━━ Provided data ━━

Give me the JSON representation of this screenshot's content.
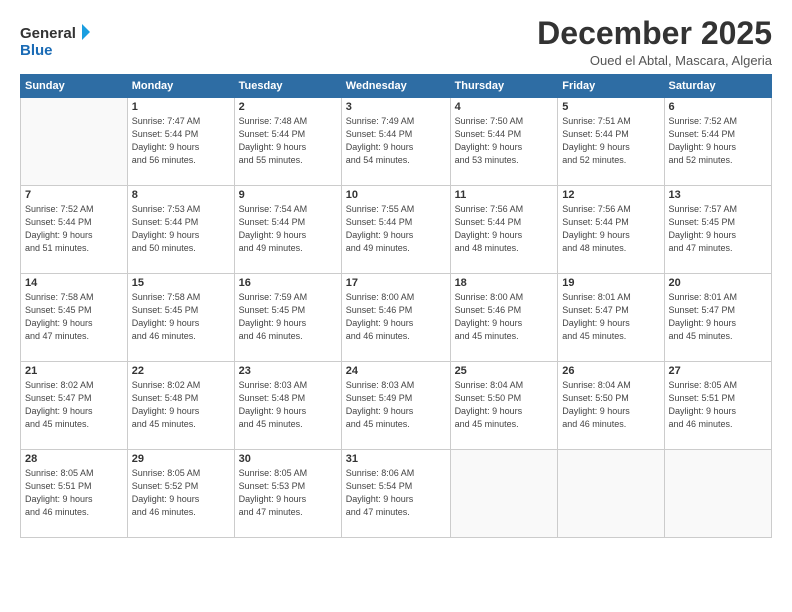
{
  "logo": {
    "line1": "General",
    "line2": "Blue"
  },
  "title": "December 2025",
  "subtitle": "Oued el Abtal, Mascara, Algeria",
  "days_of_week": [
    "Sunday",
    "Monday",
    "Tuesday",
    "Wednesday",
    "Thursday",
    "Friday",
    "Saturday"
  ],
  "weeks": [
    [
      {
        "day": "",
        "info": ""
      },
      {
        "day": "1",
        "info": "Sunrise: 7:47 AM\nSunset: 5:44 PM\nDaylight: 9 hours\nand 56 minutes."
      },
      {
        "day": "2",
        "info": "Sunrise: 7:48 AM\nSunset: 5:44 PM\nDaylight: 9 hours\nand 55 minutes."
      },
      {
        "day": "3",
        "info": "Sunrise: 7:49 AM\nSunset: 5:44 PM\nDaylight: 9 hours\nand 54 minutes."
      },
      {
        "day": "4",
        "info": "Sunrise: 7:50 AM\nSunset: 5:44 PM\nDaylight: 9 hours\nand 53 minutes."
      },
      {
        "day": "5",
        "info": "Sunrise: 7:51 AM\nSunset: 5:44 PM\nDaylight: 9 hours\nand 52 minutes."
      },
      {
        "day": "6",
        "info": "Sunrise: 7:52 AM\nSunset: 5:44 PM\nDaylight: 9 hours\nand 52 minutes."
      }
    ],
    [
      {
        "day": "7",
        "info": "Sunrise: 7:52 AM\nSunset: 5:44 PM\nDaylight: 9 hours\nand 51 minutes."
      },
      {
        "day": "8",
        "info": "Sunrise: 7:53 AM\nSunset: 5:44 PM\nDaylight: 9 hours\nand 50 minutes."
      },
      {
        "day": "9",
        "info": "Sunrise: 7:54 AM\nSunset: 5:44 PM\nDaylight: 9 hours\nand 49 minutes."
      },
      {
        "day": "10",
        "info": "Sunrise: 7:55 AM\nSunset: 5:44 PM\nDaylight: 9 hours\nand 49 minutes."
      },
      {
        "day": "11",
        "info": "Sunrise: 7:56 AM\nSunset: 5:44 PM\nDaylight: 9 hours\nand 48 minutes."
      },
      {
        "day": "12",
        "info": "Sunrise: 7:56 AM\nSunset: 5:44 PM\nDaylight: 9 hours\nand 48 minutes."
      },
      {
        "day": "13",
        "info": "Sunrise: 7:57 AM\nSunset: 5:45 PM\nDaylight: 9 hours\nand 47 minutes."
      }
    ],
    [
      {
        "day": "14",
        "info": "Sunrise: 7:58 AM\nSunset: 5:45 PM\nDaylight: 9 hours\nand 47 minutes."
      },
      {
        "day": "15",
        "info": "Sunrise: 7:58 AM\nSunset: 5:45 PM\nDaylight: 9 hours\nand 46 minutes."
      },
      {
        "day": "16",
        "info": "Sunrise: 7:59 AM\nSunset: 5:45 PM\nDaylight: 9 hours\nand 46 minutes."
      },
      {
        "day": "17",
        "info": "Sunrise: 8:00 AM\nSunset: 5:46 PM\nDaylight: 9 hours\nand 46 minutes."
      },
      {
        "day": "18",
        "info": "Sunrise: 8:00 AM\nSunset: 5:46 PM\nDaylight: 9 hours\nand 45 minutes."
      },
      {
        "day": "19",
        "info": "Sunrise: 8:01 AM\nSunset: 5:47 PM\nDaylight: 9 hours\nand 45 minutes."
      },
      {
        "day": "20",
        "info": "Sunrise: 8:01 AM\nSunset: 5:47 PM\nDaylight: 9 hours\nand 45 minutes."
      }
    ],
    [
      {
        "day": "21",
        "info": "Sunrise: 8:02 AM\nSunset: 5:47 PM\nDaylight: 9 hours\nand 45 minutes."
      },
      {
        "day": "22",
        "info": "Sunrise: 8:02 AM\nSunset: 5:48 PM\nDaylight: 9 hours\nand 45 minutes."
      },
      {
        "day": "23",
        "info": "Sunrise: 8:03 AM\nSunset: 5:48 PM\nDaylight: 9 hours\nand 45 minutes."
      },
      {
        "day": "24",
        "info": "Sunrise: 8:03 AM\nSunset: 5:49 PM\nDaylight: 9 hours\nand 45 minutes."
      },
      {
        "day": "25",
        "info": "Sunrise: 8:04 AM\nSunset: 5:50 PM\nDaylight: 9 hours\nand 45 minutes."
      },
      {
        "day": "26",
        "info": "Sunrise: 8:04 AM\nSunset: 5:50 PM\nDaylight: 9 hours\nand 46 minutes."
      },
      {
        "day": "27",
        "info": "Sunrise: 8:05 AM\nSunset: 5:51 PM\nDaylight: 9 hours\nand 46 minutes."
      }
    ],
    [
      {
        "day": "28",
        "info": "Sunrise: 8:05 AM\nSunset: 5:51 PM\nDaylight: 9 hours\nand 46 minutes."
      },
      {
        "day": "29",
        "info": "Sunrise: 8:05 AM\nSunset: 5:52 PM\nDaylight: 9 hours\nand 46 minutes."
      },
      {
        "day": "30",
        "info": "Sunrise: 8:05 AM\nSunset: 5:53 PM\nDaylight: 9 hours\nand 47 minutes."
      },
      {
        "day": "31",
        "info": "Sunrise: 8:06 AM\nSunset: 5:54 PM\nDaylight: 9 hours\nand 47 minutes."
      },
      {
        "day": "",
        "info": ""
      },
      {
        "day": "",
        "info": ""
      },
      {
        "day": "",
        "info": ""
      }
    ]
  ]
}
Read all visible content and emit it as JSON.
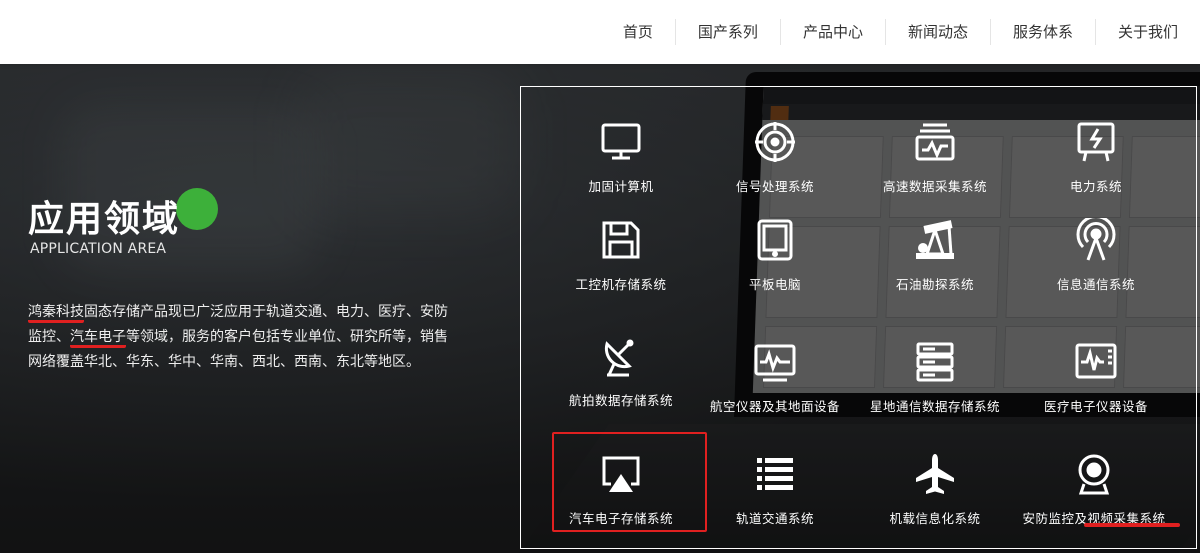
{
  "nav": {
    "items": [
      "首页",
      "国产系列",
      "产品中心",
      "新闻动态",
      "服务体系",
      "关于我们"
    ]
  },
  "hero": {
    "title": "应用领域",
    "subtitle": "APPLICATION AREA",
    "desc": {
      "company": "鸿秦科技",
      "part1": "固态存储产品现已广泛应用于轨道交通、电力、医疗、安防监控、",
      "auto": "汽车电子",
      "part2": "等领域，服务的客户包括专业单位、研究所等，销售网络覆盖华北、华东、华中、华南、西北、西南、东北等地区。"
    }
  },
  "areas": [
    {
      "label": "加固计算机",
      "icon": "monitor-icon"
    },
    {
      "label": "信号处理系统",
      "icon": "target-icon"
    },
    {
      "label": "高速数据采集系统",
      "icon": "data-waveform-icon"
    },
    {
      "label": "电力系统",
      "icon": "power-board-icon"
    },
    {
      "label": "工控机存储系统",
      "icon": "floppy-disk-icon"
    },
    {
      "label": "平板电脑",
      "icon": "tablet-icon"
    },
    {
      "label": "石油勘探系统",
      "icon": "oil-pump-icon"
    },
    {
      "label": "信息通信系统",
      "icon": "antenna-icon"
    },
    {
      "label": "航拍数据存储系统",
      "icon": "satellite-dish-icon"
    },
    {
      "label": "航空仪器及其地面设备",
      "icon": "oscilloscope-icon"
    },
    {
      "label": "星地通信数据存储系统",
      "icon": "server-rack-icon"
    },
    {
      "label": "医疗电子仪器设备",
      "icon": "medical-monitor-icon"
    },
    {
      "label": "汽车电子存储系统",
      "icon": "airplay-icon"
    },
    {
      "label": "轨道交通系统",
      "icon": "list-icon"
    },
    {
      "label": "机载信息化系统",
      "icon": "airplane-icon"
    },
    {
      "label": "安防监控及视频采集系统",
      "icon": "webcam-icon"
    }
  ]
}
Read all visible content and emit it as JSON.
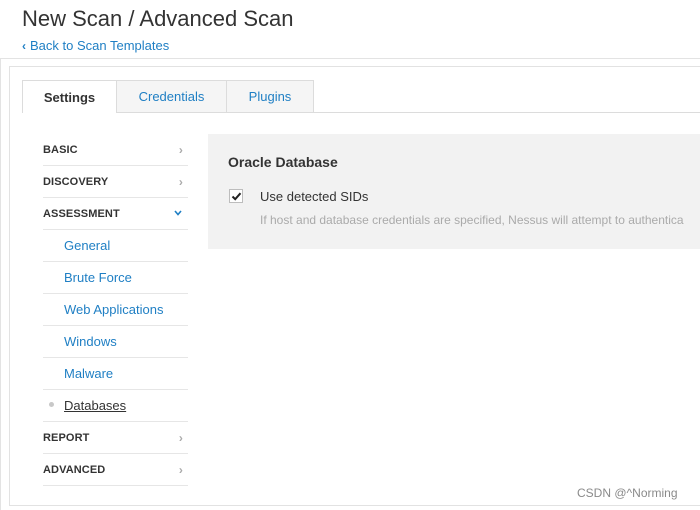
{
  "header": {
    "title": "New Scan / Advanced Scan",
    "back_link": "Back to Scan Templates"
  },
  "tabs": [
    {
      "label": "Settings",
      "active": true
    },
    {
      "label": "Credentials",
      "active": false
    },
    {
      "label": "Plugins",
      "active": false
    }
  ],
  "sidebar": {
    "items": [
      {
        "label": "BASIC",
        "type": "section",
        "icon": "chevron-right-icon"
      },
      {
        "label": "DISCOVERY",
        "type": "section",
        "icon": "chevron-right-icon"
      },
      {
        "label": "ASSESSMENT",
        "type": "section",
        "expanded": true,
        "icon": "chevron-down-icon"
      },
      {
        "label": "General",
        "type": "sub"
      },
      {
        "label": "Brute Force",
        "type": "sub"
      },
      {
        "label": "Web Applications",
        "type": "sub"
      },
      {
        "label": "Windows",
        "type": "sub"
      },
      {
        "label": "Malware",
        "type": "sub"
      },
      {
        "label": "Databases",
        "type": "sub",
        "current": true
      },
      {
        "label": "REPORT",
        "type": "section",
        "icon": "chevron-right-icon"
      },
      {
        "label": "ADVANCED",
        "type": "section",
        "icon": "chevron-right-icon"
      }
    ]
  },
  "panel": {
    "title": "Oracle Database",
    "option_label": "Use detected SIDs",
    "option_checked": true,
    "help_text": "If host and database credentials are specified, Nessus will attempt to authentica"
  },
  "watermark": "CSDN @^Norming",
  "colors": {
    "link": "#1f7fc4",
    "panel_bg": "#f2f2f2",
    "text": "#333333",
    "muted": "#aaaaaa"
  }
}
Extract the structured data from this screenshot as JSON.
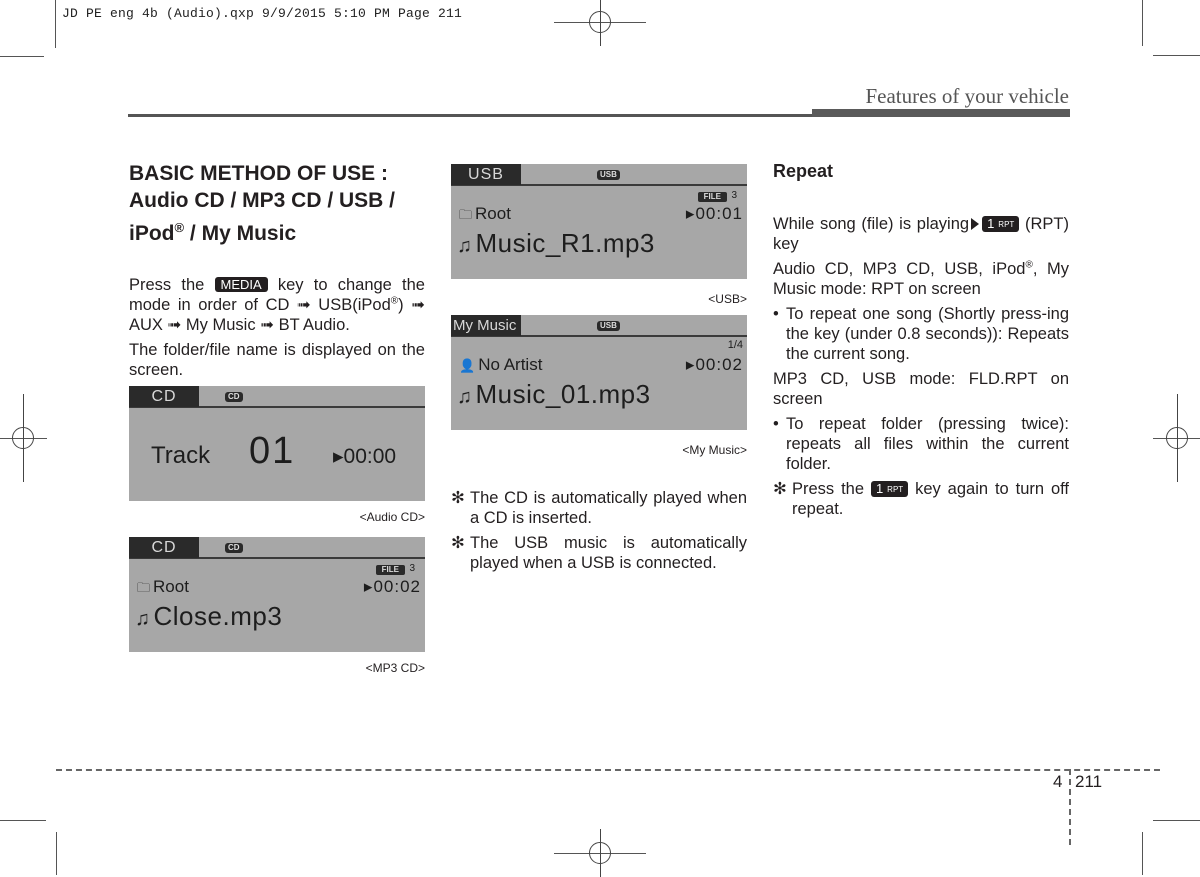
{
  "slug": "JD PE eng 4b (Audio).qxp  9/9/2015  5:10 PM  Page 211",
  "running_head": "Features of your vehicle",
  "left_column": {
    "title_line1": "BASIC METHOD OF USE :",
    "title_line2": "Audio CD / MP3 CD / USB /",
    "title_line3_a": "iPod",
    "title_line3_reg": "®",
    "title_line3_b": " / My Music",
    "p1_a": "Press the ",
    "media_key": "MEDIA",
    "p1_b": " key to change the mode in order of CD ➟ USB(iPod",
    "p1_reg": "®",
    "p1_c": ") ➟ AUX ➟ My Music ➟ BT Audio.",
    "p2": "The folder/file name is displayed on the screen."
  },
  "screens": {
    "audio_cd": {
      "mode": "CD",
      "source_badge": "CD",
      "track_label": "Track",
      "track_number": "01",
      "time": "▸00:00",
      "caption": "<Audio CD>"
    },
    "mp3_cd": {
      "mode": "CD",
      "source_badge": "CD",
      "file_badge": "FILE",
      "file_number": "3",
      "folder_icon": "folder-icon",
      "folder": "Root",
      "time": "▸00:02",
      "note_icon": "music-note-icon",
      "filename": "Close.mp3",
      "caption": "<MP3 CD>"
    },
    "usb": {
      "mode": "USB",
      "source_badge": "USB",
      "file_badge": "FILE",
      "file_number": "3",
      "folder_icon": "folder-icon",
      "folder": "Root",
      "time": "▸00:01",
      "note_icon": "music-note-icon",
      "filename": "Music_R1.mp3",
      "caption": "<USB>"
    },
    "my_music": {
      "mode": "My Music",
      "source_badge": "USB",
      "index": "1/4",
      "artist_icon": "person-icon",
      "artist": "No Artist",
      "time": "▸00:02",
      "note_icon": "music-note-icon",
      "filename": "Music_01.mp3",
      "caption": "<My Music>"
    }
  },
  "middle_notes": [
    "The CD is automatically played when a CD is inserted.",
    "The USB music is automatically played when a USB is connected."
  ],
  "note_mark": "✻",
  "repeat": {
    "heading": "Repeat",
    "p1_a": "While song (file) is playing",
    "rpt_key_num": "1",
    "rpt_key_label": "RPT",
    "p1_b": "(RPT) key",
    "p2_a": "Audio CD, MP3 CD, USB, iPod",
    "p2_reg": "®",
    "p2_b": ", My Music mode: RPT on screen",
    "bullet1": "To repeat one song (Shortly press-ing the key (under 0.8 seconds)): Repeats the current song.",
    "p3": "MP3 CD, USB mode: FLD.RPT on screen",
    "bullet2": "To repeat folder (pressing twice): repeats all files within the current folder.",
    "note_a": "Press the",
    "note_b": "key again to turn off repeat."
  },
  "bullet_mark": "•",
  "footer": {
    "chapter": "4",
    "page": "211"
  }
}
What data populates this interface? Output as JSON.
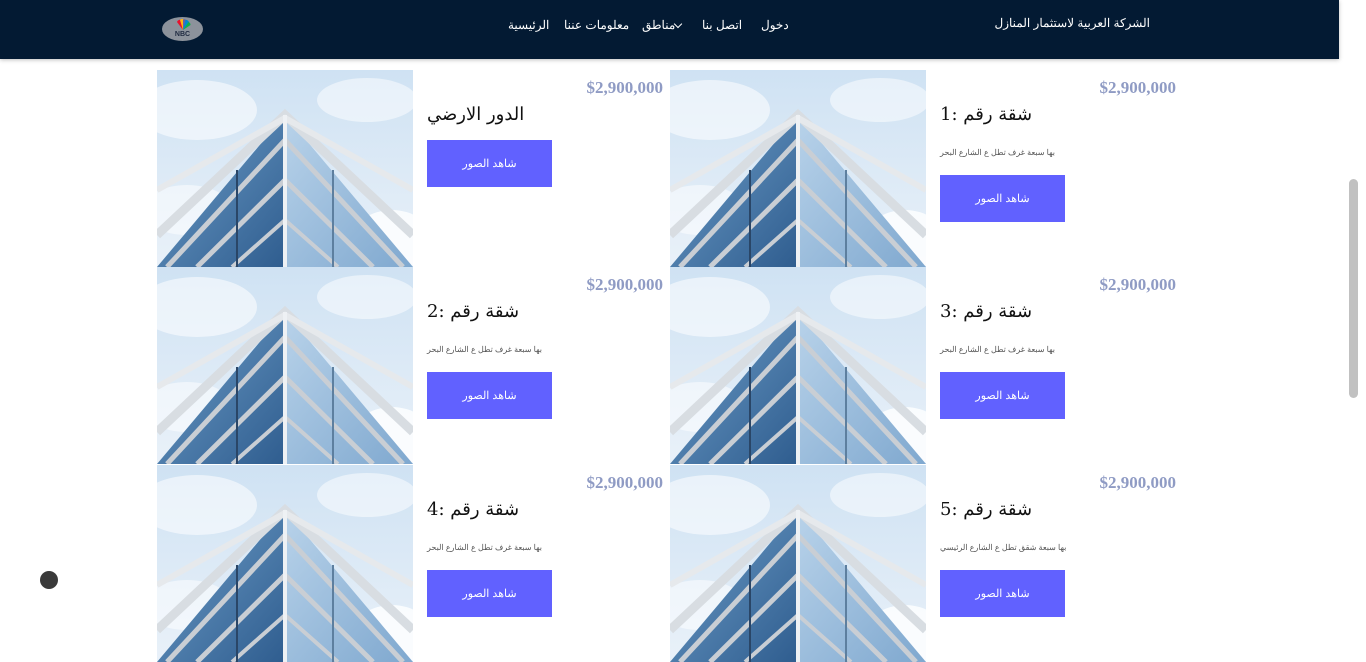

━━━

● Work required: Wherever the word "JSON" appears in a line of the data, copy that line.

● Expected output:
Give me the JSON representation of this screenshot's content.
Read all visible content and emit it as JSON.
Read all visible content and emit it as JSON.
Extract the structured data from this screenshot as JSON.
What data populates this interface? Output as JSON.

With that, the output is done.